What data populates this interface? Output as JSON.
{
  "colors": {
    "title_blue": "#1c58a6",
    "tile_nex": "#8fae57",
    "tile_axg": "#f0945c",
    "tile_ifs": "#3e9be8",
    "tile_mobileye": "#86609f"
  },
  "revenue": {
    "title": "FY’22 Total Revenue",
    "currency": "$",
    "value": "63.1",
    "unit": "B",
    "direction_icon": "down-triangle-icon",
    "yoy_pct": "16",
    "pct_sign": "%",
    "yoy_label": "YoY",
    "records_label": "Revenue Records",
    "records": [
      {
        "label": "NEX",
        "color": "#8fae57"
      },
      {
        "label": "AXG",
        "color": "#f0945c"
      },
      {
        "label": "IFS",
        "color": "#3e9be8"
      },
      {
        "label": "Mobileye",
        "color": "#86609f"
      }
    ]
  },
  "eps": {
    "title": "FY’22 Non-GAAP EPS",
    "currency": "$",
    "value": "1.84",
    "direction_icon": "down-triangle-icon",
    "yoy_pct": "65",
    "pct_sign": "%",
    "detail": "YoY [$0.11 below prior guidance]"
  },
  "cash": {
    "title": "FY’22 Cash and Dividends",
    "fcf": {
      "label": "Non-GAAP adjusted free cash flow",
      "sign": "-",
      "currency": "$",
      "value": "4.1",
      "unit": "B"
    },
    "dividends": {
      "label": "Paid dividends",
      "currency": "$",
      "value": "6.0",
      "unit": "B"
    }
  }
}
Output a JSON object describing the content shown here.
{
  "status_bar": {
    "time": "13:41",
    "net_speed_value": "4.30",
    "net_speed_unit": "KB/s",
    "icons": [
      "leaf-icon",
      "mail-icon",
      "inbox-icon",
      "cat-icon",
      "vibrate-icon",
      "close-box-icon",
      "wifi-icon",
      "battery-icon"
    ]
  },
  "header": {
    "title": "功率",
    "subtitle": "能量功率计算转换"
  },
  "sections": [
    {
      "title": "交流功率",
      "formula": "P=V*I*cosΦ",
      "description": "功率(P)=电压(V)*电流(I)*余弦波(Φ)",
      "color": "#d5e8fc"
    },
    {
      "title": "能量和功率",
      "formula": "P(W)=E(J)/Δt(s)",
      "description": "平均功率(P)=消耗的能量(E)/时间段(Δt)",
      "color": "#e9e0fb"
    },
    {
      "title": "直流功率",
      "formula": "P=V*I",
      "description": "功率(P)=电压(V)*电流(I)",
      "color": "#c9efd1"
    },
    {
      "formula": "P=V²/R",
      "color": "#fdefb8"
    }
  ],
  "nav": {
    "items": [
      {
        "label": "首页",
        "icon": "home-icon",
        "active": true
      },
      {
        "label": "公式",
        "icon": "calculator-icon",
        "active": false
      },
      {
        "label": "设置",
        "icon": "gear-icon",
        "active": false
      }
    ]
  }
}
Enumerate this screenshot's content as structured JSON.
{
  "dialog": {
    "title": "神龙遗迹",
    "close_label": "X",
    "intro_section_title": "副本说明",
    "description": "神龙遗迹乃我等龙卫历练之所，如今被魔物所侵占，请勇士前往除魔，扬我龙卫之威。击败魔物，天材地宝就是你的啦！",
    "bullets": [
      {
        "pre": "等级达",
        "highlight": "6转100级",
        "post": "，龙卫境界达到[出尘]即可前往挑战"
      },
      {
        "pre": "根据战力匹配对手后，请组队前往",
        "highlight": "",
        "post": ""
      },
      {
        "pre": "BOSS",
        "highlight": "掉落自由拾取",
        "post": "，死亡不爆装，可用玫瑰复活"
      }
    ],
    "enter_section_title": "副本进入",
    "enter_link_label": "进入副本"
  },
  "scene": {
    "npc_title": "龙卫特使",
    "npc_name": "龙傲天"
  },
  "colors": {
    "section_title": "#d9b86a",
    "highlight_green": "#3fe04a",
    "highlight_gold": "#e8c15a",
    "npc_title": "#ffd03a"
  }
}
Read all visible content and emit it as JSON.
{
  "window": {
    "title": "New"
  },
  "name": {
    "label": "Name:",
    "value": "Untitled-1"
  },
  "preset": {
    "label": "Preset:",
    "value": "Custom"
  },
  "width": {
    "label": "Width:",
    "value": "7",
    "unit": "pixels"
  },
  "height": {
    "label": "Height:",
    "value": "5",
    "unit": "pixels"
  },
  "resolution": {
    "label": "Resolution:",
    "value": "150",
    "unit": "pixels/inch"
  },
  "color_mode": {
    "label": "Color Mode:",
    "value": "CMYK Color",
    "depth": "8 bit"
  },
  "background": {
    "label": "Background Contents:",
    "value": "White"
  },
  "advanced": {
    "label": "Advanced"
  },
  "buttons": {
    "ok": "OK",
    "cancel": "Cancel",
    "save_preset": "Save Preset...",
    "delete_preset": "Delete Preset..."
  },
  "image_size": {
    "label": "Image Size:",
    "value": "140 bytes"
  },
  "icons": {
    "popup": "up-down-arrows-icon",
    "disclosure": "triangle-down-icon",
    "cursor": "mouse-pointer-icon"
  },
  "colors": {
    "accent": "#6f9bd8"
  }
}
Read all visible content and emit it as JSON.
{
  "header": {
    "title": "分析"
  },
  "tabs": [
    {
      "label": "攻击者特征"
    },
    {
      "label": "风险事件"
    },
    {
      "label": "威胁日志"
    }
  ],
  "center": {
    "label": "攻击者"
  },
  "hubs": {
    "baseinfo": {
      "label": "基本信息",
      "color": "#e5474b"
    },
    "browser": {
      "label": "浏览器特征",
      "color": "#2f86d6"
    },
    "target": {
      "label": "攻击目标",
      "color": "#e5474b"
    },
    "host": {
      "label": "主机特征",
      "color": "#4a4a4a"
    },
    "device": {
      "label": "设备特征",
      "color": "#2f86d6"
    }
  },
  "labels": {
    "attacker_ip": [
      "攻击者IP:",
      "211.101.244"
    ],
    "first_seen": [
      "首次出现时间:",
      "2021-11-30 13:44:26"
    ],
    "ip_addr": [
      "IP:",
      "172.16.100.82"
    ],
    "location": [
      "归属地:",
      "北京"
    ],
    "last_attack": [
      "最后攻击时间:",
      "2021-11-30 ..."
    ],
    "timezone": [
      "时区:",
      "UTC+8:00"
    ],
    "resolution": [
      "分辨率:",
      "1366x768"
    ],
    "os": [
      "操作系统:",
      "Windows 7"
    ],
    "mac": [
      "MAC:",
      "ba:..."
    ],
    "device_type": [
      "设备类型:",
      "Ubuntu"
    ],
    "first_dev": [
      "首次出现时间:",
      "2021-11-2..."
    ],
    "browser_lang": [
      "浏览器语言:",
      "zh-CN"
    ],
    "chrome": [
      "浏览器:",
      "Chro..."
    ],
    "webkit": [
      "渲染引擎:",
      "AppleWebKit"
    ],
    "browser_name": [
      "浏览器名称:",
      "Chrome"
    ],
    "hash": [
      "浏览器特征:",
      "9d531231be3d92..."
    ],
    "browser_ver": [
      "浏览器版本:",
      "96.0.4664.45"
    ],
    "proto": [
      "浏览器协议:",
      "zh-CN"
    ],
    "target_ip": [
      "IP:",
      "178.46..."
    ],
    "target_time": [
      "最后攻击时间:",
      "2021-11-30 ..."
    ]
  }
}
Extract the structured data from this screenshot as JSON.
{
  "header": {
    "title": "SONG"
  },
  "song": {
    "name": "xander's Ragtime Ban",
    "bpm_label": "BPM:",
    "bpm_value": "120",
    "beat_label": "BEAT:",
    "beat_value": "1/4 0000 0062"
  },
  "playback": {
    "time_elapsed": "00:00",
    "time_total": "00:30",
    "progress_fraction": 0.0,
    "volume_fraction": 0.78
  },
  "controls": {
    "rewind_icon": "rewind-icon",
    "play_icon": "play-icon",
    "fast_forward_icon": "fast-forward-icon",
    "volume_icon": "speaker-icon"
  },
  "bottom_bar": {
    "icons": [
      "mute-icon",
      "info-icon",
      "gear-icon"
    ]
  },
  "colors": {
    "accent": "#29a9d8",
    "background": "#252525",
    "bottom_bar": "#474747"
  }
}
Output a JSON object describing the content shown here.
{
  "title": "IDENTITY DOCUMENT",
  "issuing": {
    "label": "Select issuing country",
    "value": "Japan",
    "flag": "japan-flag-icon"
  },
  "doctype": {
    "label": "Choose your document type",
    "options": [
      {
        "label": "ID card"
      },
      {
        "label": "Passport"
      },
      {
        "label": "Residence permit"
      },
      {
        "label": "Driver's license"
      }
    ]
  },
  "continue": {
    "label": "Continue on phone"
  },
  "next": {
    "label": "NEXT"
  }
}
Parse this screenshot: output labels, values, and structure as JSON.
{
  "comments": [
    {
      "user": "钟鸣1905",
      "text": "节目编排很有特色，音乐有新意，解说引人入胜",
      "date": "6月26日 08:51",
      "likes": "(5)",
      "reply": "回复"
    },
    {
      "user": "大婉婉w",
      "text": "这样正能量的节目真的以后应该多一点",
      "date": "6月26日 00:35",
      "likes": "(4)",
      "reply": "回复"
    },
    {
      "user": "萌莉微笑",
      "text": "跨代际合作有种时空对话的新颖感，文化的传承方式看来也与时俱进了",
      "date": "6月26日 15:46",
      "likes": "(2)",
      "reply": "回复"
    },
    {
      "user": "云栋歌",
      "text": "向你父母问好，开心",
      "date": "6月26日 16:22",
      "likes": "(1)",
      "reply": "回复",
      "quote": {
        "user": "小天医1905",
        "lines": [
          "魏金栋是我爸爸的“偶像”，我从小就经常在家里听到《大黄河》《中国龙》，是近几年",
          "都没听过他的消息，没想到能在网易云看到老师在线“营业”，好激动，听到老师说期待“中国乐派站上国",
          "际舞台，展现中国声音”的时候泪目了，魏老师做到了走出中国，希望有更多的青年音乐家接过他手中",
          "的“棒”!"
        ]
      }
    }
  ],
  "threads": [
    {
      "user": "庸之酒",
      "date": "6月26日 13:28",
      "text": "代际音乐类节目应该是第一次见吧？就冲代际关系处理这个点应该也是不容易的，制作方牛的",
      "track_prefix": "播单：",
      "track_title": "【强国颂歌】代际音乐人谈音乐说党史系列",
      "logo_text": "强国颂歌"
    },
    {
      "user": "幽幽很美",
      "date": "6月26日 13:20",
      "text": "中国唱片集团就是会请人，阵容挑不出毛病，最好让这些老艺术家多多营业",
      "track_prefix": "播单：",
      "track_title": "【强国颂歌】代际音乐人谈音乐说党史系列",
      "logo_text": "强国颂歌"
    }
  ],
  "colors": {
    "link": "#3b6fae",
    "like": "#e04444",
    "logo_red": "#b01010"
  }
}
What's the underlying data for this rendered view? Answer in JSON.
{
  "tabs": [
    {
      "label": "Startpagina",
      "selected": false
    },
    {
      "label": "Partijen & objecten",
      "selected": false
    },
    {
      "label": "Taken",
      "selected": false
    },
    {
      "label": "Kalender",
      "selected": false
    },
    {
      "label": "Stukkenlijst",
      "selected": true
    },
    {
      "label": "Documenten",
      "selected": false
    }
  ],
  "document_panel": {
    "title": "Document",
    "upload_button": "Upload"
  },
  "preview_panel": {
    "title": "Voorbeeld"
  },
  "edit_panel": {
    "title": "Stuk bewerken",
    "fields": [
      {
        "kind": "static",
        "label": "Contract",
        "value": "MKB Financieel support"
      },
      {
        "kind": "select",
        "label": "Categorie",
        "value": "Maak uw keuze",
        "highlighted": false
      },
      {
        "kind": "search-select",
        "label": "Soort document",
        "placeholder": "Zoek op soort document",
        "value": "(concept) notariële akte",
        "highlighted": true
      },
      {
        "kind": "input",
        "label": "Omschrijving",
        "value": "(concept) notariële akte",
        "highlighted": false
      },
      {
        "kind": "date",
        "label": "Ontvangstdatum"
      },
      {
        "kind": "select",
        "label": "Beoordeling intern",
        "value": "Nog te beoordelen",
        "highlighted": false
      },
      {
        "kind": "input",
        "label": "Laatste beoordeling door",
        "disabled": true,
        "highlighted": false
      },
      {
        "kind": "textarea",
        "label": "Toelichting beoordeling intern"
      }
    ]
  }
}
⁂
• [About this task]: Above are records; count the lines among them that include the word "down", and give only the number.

• [Output of the task]: 4